Thanks for your reply, lots of useful info there! See my reply to Abraham re: the 80% stat. It's an approximation for the sake of discussion.
Luck has nothing (or very little) to do with success in the software projects, especially in the complex ones. You just don't happen to stumble by luck on the Linux kernel code :) In my personal humble experience I probably had to write (and subsequently delete) more than 100 lines of code before I arrived at the final 10 lines which I was happy to commit to the repo. See, again the "90% of everything is crap" rule is at work here :) It's inevitable.
Bad luck can be a factor in the failure of software projects, of course. There are a myriad of ways to fail in a software project and of them is pure misfortune, but there are very few ways to succeed and none of them is luck.
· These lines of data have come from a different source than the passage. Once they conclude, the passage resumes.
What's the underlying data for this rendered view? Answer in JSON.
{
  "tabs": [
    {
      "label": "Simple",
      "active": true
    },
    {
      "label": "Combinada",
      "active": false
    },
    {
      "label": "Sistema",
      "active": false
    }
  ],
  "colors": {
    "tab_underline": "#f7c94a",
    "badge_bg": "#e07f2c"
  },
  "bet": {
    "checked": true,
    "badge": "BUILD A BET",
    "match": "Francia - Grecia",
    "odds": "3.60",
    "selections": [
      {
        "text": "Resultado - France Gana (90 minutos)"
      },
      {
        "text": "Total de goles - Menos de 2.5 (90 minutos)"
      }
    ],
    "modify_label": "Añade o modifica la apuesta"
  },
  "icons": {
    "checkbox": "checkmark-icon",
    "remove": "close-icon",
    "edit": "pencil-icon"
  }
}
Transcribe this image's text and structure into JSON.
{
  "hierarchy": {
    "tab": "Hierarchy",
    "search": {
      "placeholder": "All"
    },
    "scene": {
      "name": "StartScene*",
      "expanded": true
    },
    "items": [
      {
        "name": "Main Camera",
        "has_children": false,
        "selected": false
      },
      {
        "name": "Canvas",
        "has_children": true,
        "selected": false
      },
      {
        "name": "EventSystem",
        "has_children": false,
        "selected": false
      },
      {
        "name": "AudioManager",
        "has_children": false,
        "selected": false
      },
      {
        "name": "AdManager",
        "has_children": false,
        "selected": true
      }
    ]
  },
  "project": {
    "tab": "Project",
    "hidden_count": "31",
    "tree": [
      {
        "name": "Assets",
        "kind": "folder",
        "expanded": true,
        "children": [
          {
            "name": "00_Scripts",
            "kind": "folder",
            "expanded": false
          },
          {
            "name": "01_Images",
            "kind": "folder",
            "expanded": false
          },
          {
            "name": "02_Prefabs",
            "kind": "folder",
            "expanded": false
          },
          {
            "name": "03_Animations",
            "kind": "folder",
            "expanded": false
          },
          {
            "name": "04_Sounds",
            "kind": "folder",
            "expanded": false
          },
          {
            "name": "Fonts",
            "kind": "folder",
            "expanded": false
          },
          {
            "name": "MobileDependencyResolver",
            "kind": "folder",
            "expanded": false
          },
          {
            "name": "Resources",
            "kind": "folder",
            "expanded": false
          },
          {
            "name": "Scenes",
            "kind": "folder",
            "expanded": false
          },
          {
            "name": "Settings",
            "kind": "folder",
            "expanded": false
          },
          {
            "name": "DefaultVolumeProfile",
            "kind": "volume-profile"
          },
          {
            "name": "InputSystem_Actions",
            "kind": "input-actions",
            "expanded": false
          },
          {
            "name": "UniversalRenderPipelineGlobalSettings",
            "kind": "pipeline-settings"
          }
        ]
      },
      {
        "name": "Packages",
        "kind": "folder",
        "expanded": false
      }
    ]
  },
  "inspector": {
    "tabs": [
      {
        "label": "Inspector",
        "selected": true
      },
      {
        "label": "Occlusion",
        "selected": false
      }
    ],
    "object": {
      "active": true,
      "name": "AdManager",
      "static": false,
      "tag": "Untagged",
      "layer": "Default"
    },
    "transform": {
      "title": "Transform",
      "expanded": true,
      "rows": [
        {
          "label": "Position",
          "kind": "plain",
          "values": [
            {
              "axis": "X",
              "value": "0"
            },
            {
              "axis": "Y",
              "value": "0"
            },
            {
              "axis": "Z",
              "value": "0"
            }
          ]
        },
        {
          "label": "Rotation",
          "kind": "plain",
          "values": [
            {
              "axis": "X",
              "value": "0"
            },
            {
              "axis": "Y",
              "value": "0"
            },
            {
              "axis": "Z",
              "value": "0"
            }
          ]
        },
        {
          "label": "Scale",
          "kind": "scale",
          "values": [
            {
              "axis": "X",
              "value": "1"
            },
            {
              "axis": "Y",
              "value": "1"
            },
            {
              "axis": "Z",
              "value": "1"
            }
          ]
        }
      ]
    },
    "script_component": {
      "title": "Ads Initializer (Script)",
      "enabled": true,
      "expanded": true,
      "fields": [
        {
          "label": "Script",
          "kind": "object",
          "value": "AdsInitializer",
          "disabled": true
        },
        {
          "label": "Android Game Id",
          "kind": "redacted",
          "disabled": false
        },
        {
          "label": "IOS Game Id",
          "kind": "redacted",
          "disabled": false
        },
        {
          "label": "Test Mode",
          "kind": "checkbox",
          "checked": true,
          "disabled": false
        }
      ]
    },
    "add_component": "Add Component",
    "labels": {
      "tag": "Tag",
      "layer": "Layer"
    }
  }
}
So, people deliver software projects not because they are lucky, but because they know what they are doing. The ones that get promoted and get to teach others are not necessarily the clever 20%. Plus the 80% of those "others" are the less clever bunch so they will inevitably misapply the methods preached by the gurus.
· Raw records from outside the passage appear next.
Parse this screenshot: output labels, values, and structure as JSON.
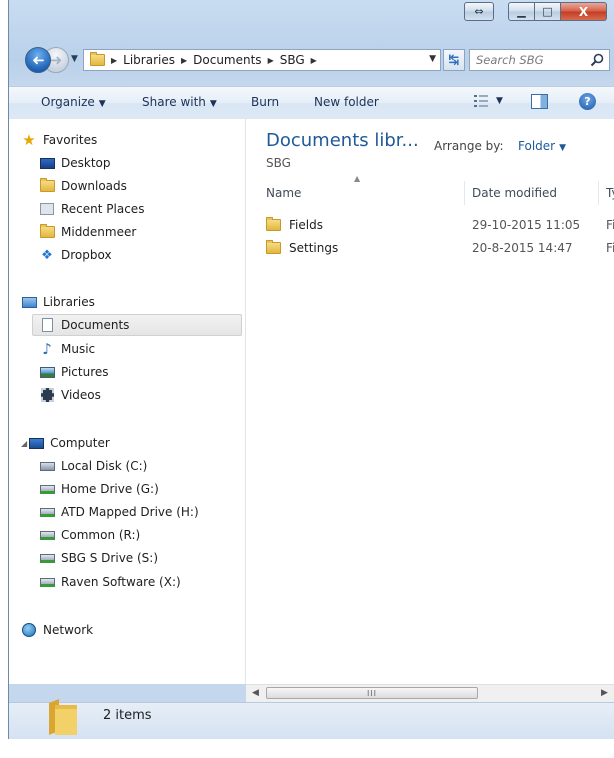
{
  "window": {
    "caption": {
      "snap_symbol": "⇔",
      "minimize_symbol": "▁",
      "maximize_symbol": "□",
      "close_symbol": "X"
    }
  },
  "address": {
    "crumbs": [
      "Libraries",
      "Documents",
      "SBG"
    ],
    "separator": "▶"
  },
  "search": {
    "placeholder": "Search SBG"
  },
  "toolbar": {
    "organize": "Organize",
    "share_with": "Share with",
    "burn": "Burn",
    "new_folder": "New folder"
  },
  "nav_pane": {
    "favorites": {
      "label": "Favorites",
      "items": [
        "Desktop",
        "Downloads",
        "Recent Places",
        "Middenmeer",
        "Dropbox"
      ]
    },
    "libraries": {
      "label": "Libraries",
      "items": [
        "Documents",
        "Music",
        "Pictures",
        "Videos"
      ],
      "selected": "Documents"
    },
    "computer": {
      "label": "Computer",
      "items": [
        "Local Disk (C:)",
        "Home Drive (G:)",
        "ATD Mapped Drive (H:)",
        "Common (R:)",
        "SBG S Drive (S:)",
        "Raven Software (X:)"
      ]
    },
    "network": {
      "label": "Network"
    }
  },
  "content": {
    "title": "Documents libr...",
    "subtitle": "SBG",
    "arrange_label": "Arrange by:",
    "arrange_value": "Folder",
    "columns": {
      "name": "Name",
      "date": "Date modified",
      "type": "Ty"
    },
    "rows": [
      {
        "name": "Fields",
        "date": "29-10-2015 11:05",
        "type": "Fil"
      },
      {
        "name": "Settings",
        "date": "20-8-2015 14:47",
        "type": "Fil"
      }
    ]
  },
  "scrollbar": {
    "thumb_grip": "III"
  },
  "details": {
    "item_count": "2 items"
  },
  "colors": {
    "accent": "#1e5a9a",
    "folder": "#e3b63d",
    "close_button": "#c23b22"
  }
}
I agree that just having the right people is not enough. However it's 80% of success (please don't ask me from where did I get the 80% figure :)), because the right people will come up with the right methods (Gawande is a perfect example of the right type of person -- he saw a problem and he found a solution for it). They won't call it Agile or anything else with a capital first letter, they might just call it a checklist, and they will know not only what to put on that list, but also how to get it done.